■ **DIRECTIONS FOR THIS TASK**: Leave out the pictures and reproduce all of the data exactly.

*** Opening SOURCE DATA ***

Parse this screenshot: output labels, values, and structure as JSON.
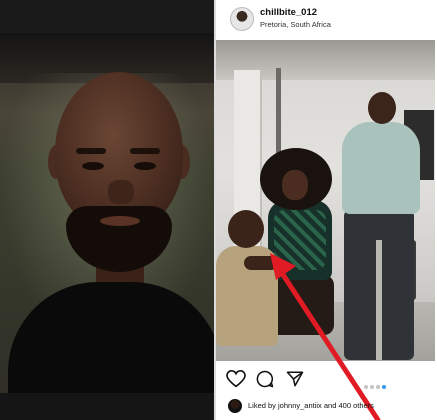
{
  "post": {
    "username": "chillbite_012",
    "location": "Pretoria, South Africa",
    "likes_text": "Liked by johnny_antiix and 400 others"
  },
  "actions": {
    "like_icon": "heart-icon",
    "comment_icon": "comment-icon",
    "share_icon": "send-icon"
  },
  "carousel": {
    "count": 4,
    "active_index": 3
  },
  "colors": {
    "annotation_arrow": "#e01b24",
    "active_dot": "#3897f0"
  }
}
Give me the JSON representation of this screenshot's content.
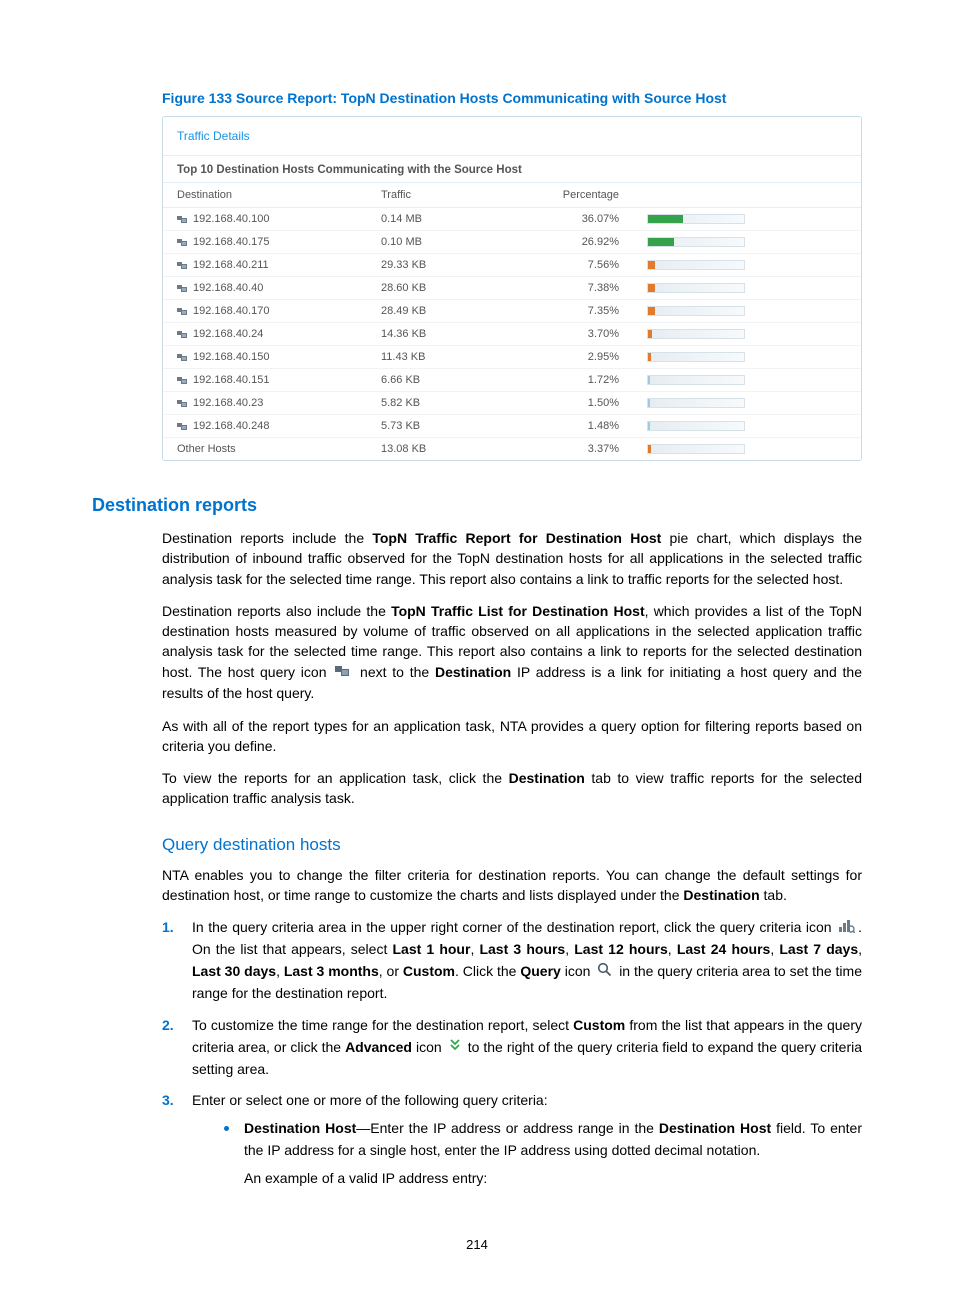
{
  "figure": {
    "caption": "Figure 133 Source Report: TopN Destination Hosts Communicating with Source Host",
    "panel_link": "Traffic Details",
    "panel_title": "Top 10 Destination Hosts Communicating with the Source Host",
    "columns": {
      "dest": "Destination",
      "traffic": "Traffic",
      "pct": "Percentage"
    },
    "rows": [
      {
        "dest": "192.168.40.100",
        "traffic": "0.14 MB",
        "pct": "36.07%",
        "bar": 36.07,
        "color": "#34a24a",
        "icon": true
      },
      {
        "dest": "192.168.40.175",
        "traffic": "0.10 MB",
        "pct": "26.92%",
        "bar": 26.92,
        "color": "#34a24a",
        "icon": true
      },
      {
        "dest": "192.168.40.211",
        "traffic": "29.33 KB",
        "pct": "7.56%",
        "bar": 7.56,
        "color": "#e07b2e",
        "icon": true
      },
      {
        "dest": "192.168.40.40",
        "traffic": "28.60 KB",
        "pct": "7.38%",
        "bar": 7.38,
        "color": "#e07b2e",
        "icon": true
      },
      {
        "dest": "192.168.40.170",
        "traffic": "28.49 KB",
        "pct": "7.35%",
        "bar": 7.35,
        "color": "#e07b2e",
        "icon": true
      },
      {
        "dest": "192.168.40.24",
        "traffic": "14.36 KB",
        "pct": "3.70%",
        "bar": 3.7,
        "color": "#e07b2e",
        "icon": true
      },
      {
        "dest": "192.168.40.150",
        "traffic": "11.43 KB",
        "pct": "2.95%",
        "bar": 2.95,
        "color": "#e07b2e",
        "icon": true
      },
      {
        "dest": "192.168.40.151",
        "traffic": "6.66 KB",
        "pct": "1.72%",
        "bar": 1.72,
        "color": "#9ec8e6",
        "icon": true
      },
      {
        "dest": "192.168.40.23",
        "traffic": "5.82 KB",
        "pct": "1.50%",
        "bar": 1.5,
        "color": "#9ec8e6",
        "icon": true
      },
      {
        "dest": "192.168.40.248",
        "traffic": "5.73 KB",
        "pct": "1.48%",
        "bar": 1.48,
        "color": "#9ec8e6",
        "icon": true
      },
      {
        "dest": "Other Hosts",
        "traffic": "13.08 KB",
        "pct": "3.37%",
        "bar": 3.37,
        "color": "#e07b2e",
        "icon": false
      }
    ]
  },
  "sections": {
    "h2": "Destination reports",
    "h3": "Query destination hosts"
  },
  "paragraphs": {
    "p1a": "Destination reports include the ",
    "p1b": "TopN Traffic Report for Destination Host",
    "p1c": " pie chart, which displays the distribution of inbound traffic observed for the TopN destination hosts for all applications in the selected traffic analysis task for the selected time range. This report also contains a link to traffic reports for the selected host.",
    "p2a": "Destination reports also include the ",
    "p2b": "TopN Traffic List for Destination Host",
    "p2c": ", which provides a list of the TopN destination hosts measured by volume of traffic observed on all applications in the selected application traffic analysis task for the selected time range. This report also contains a link to reports for the selected destination host. The host query icon ",
    "p2d": " next to the ",
    "p2e": "Destination",
    "p2f": " IP address is a link for initiating a host query and the results of the host query.",
    "p3": "As with all of the report types for an application task, NTA provides a query option for filtering reports based on criteria you define.",
    "p4a": "To view the reports for an application task, click the ",
    "p4b": "Destination",
    "p4c": " tab to view traffic reports for the selected application traffic analysis task.",
    "q1a": "NTA enables you to change the filter criteria for destination reports. You can change the default settings for destination host, or time range to customize the charts and lists displayed under the ",
    "q1b": "Destination",
    "q1c": " tab."
  },
  "steps": {
    "s1a": "In the query criteria area in the upper right corner of the destination report, click the query criteria icon ",
    "s1b": ". On the list that appears, select ",
    "s1_opts": [
      "Last 1 hour",
      "Last 3 hours",
      "Last 12 hours",
      "Last 24 hours",
      "Last 7 days",
      "Last 30 days",
      "Last 3 months",
      "Custom"
    ],
    "s1_or": ", or ",
    "s1c": ". Click the ",
    "s1d": "Query",
    "s1e": " icon ",
    "s1f": " in the query criteria area to set the time range for the destination report.",
    "s2a": "To customize the time range for the destination report, select ",
    "s2b": "Custom",
    "s2c": " from the list that appears in the query criteria area, or click the ",
    "s2d": "Advanced",
    "s2e": " icon ",
    "s2f": " to the right of the query criteria field to expand the query criteria setting area.",
    "s3": "Enter or select one or more of the following query criteria:",
    "s3_sub_label": "Destination Host",
    "s3_sub_a": "—Enter the IP address or address range in the ",
    "s3_sub_b": "Destination Host",
    "s3_sub_c": " field. To enter the IP address for a single host, enter the IP address using dotted decimal notation.",
    "s3_sub_ex": "An example of a valid IP address entry:"
  },
  "page_number": "214"
}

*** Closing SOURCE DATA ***

■ **RESULT**:
Parse this screenshot: output labels, values, and structure as JSON.
{
  "post": {
    "username": "chillbite_012",
    "location": "Pretoria, South Africa",
    "likes_text": "Liked by johnny_antiix and 400 others"
  },
  "actions": {
    "like_icon": "heart-icon",
    "comment_icon": "comment-icon",
    "share_icon": "send-icon"
  },
  "carousel": {
    "count": 4,
    "active_index": 3
  },
  "colors": {
    "annotation_arrow": "#e01b24",
    "active_dot": "#3897f0"
  }
}
Give me the JSON representation of this screenshot's content.
{
  "figure": {
    "caption": "Figure 133 Source Report: TopN Destination Hosts Communicating with Source Host",
    "panel_link": "Traffic Details",
    "panel_title": "Top 10 Destination Hosts Communicating with the Source Host",
    "columns": {
      "dest": "Destination",
      "traffic": "Traffic",
      "pct": "Percentage"
    },
    "rows": [
      {
        "dest": "192.168.40.100",
        "traffic": "0.14 MB",
        "pct": "36.07%",
        "bar": 36.07,
        "color": "#34a24a",
        "icon": true
      },
      {
        "dest": "192.168.40.175",
        "traffic": "0.10 MB",
        "pct": "26.92%",
        "bar": 26.92,
        "color": "#34a24a",
        "icon": true
      },
      {
        "dest": "192.168.40.211",
        "traffic": "29.33 KB",
        "pct": "7.56%",
        "bar": 7.56,
        "color": "#e07b2e",
        "icon": true
      },
      {
        "dest": "192.168.40.40",
        "traffic": "28.60 KB",
        "pct": "7.38%",
        "bar": 7.38,
        "color": "#e07b2e",
        "icon": true
      },
      {
        "dest": "192.168.40.170",
        "traffic": "28.49 KB",
        "pct": "7.35%",
        "bar": 7.35,
        "color": "#e07b2e",
        "icon": true
      },
      {
        "dest": "192.168.40.24",
        "traffic": "14.36 KB",
        "pct": "3.70%",
        "bar": 3.7,
        "color": "#e07b2e",
        "icon": true
      },
      {
        "dest": "192.168.40.150",
        "traffic": "11.43 KB",
        "pct": "2.95%",
        "bar": 2.95,
        "color": "#e07b2e",
        "icon": true
      },
      {
        "dest": "192.168.40.151",
        "traffic": "6.66 KB",
        "pct": "1.72%",
        "bar": 1.72,
        "color": "#9ec8e6",
        "icon": true
      },
      {
        "dest": "192.168.40.23",
        "traffic": "5.82 KB",
        "pct": "1.50%",
        "bar": 1.5,
        "color": "#9ec8e6",
        "icon": true
      },
      {
        "dest": "192.168.40.248",
        "traffic": "5.73 KB",
        "pct": "1.48%",
        "bar": 1.48,
        "color": "#9ec8e6",
        "icon": true
      },
      {
        "dest": "Other Hosts",
        "traffic": "13.08 KB",
        "pct": "3.37%",
        "bar": 3.37,
        "color": "#e07b2e",
        "icon": false
      }
    ]
  },
  "sections": {
    "h2": "Destination reports",
    "h3": "Query destination hosts"
  },
  "paragraphs": {
    "p1a": "Destination reports include the ",
    "p1b": "TopN Traffic Report for Destination Host",
    "p1c": " pie chart, which displays the distribution of inbound traffic observed for the TopN destination hosts for all applications in the selected traffic analysis task for the selected time range. This report also contains a link to traffic reports for the selected host.",
    "p2a": "Destination reports also include the ",
    "p2b": "TopN Traffic List for Destination Host",
    "p2c": ", which provides a list of the TopN destination hosts measured by volume of traffic observed on all applications in the selected application traffic analysis task for the selected time range. This report also contains a link to reports for the selected destination host. The host query icon ",
    "p2d": " next to the ",
    "p2e": "Destination",
    "p2f": " IP address is a link for initiating a host query and the results of the host query.",
    "p3": "As with all of the report types for an application task, NTA provides a query option for filtering reports based on criteria you define.",
    "p4a": "To view the reports for an application task, click the ",
    "p4b": "Destination",
    "p4c": " tab to view traffic reports for the selected application traffic analysis task.",
    "q1a": "NTA enables you to change the filter criteria for destination reports. You can change the default settings for destination host, or time range to customize the charts and lists displayed under the ",
    "q1b": "Destination",
    "q1c": " tab."
  },
  "steps": {
    "s1a": "In the query criteria area in the upper right corner of the destination report, click the query criteria icon ",
    "s1b": ". On the list that appears, select ",
    "s1_opts": [
      "Last 1 hour",
      "Last 3 hours",
      "Last 12 hours",
      "Last 24 hours",
      "Last 7 days",
      "Last 30 days",
      "Last 3 months",
      "Custom"
    ],
    "s1_or": ", or ",
    "s1c": ". Click the ",
    "s1d": "Query",
    "s1e": " icon ",
    "s1f": " in the query criteria area to set the time range for the destination report.",
    "s2a": "To customize the time range for the destination report, select ",
    "s2b": "Custom",
    "s2c": " from the list that appears in the query criteria area, or click the ",
    "s2d": "Advanced",
    "s2e": " icon ",
    "s2f": " to the right of the query criteria field to expand the query criteria setting area.",
    "s3": "Enter or select one or more of the following query criteria:",
    "s3_sub_label": "Destination Host",
    "s3_sub_a": "—Enter the IP address or address range in the ",
    "s3_sub_b": "Destination Host",
    "s3_sub_c": " field. To enter the IP address for a single host, enter the IP address using dotted decimal notation.",
    "s3_sub_ex": "An example of a valid IP address entry:"
  },
  "page_number": "214"
}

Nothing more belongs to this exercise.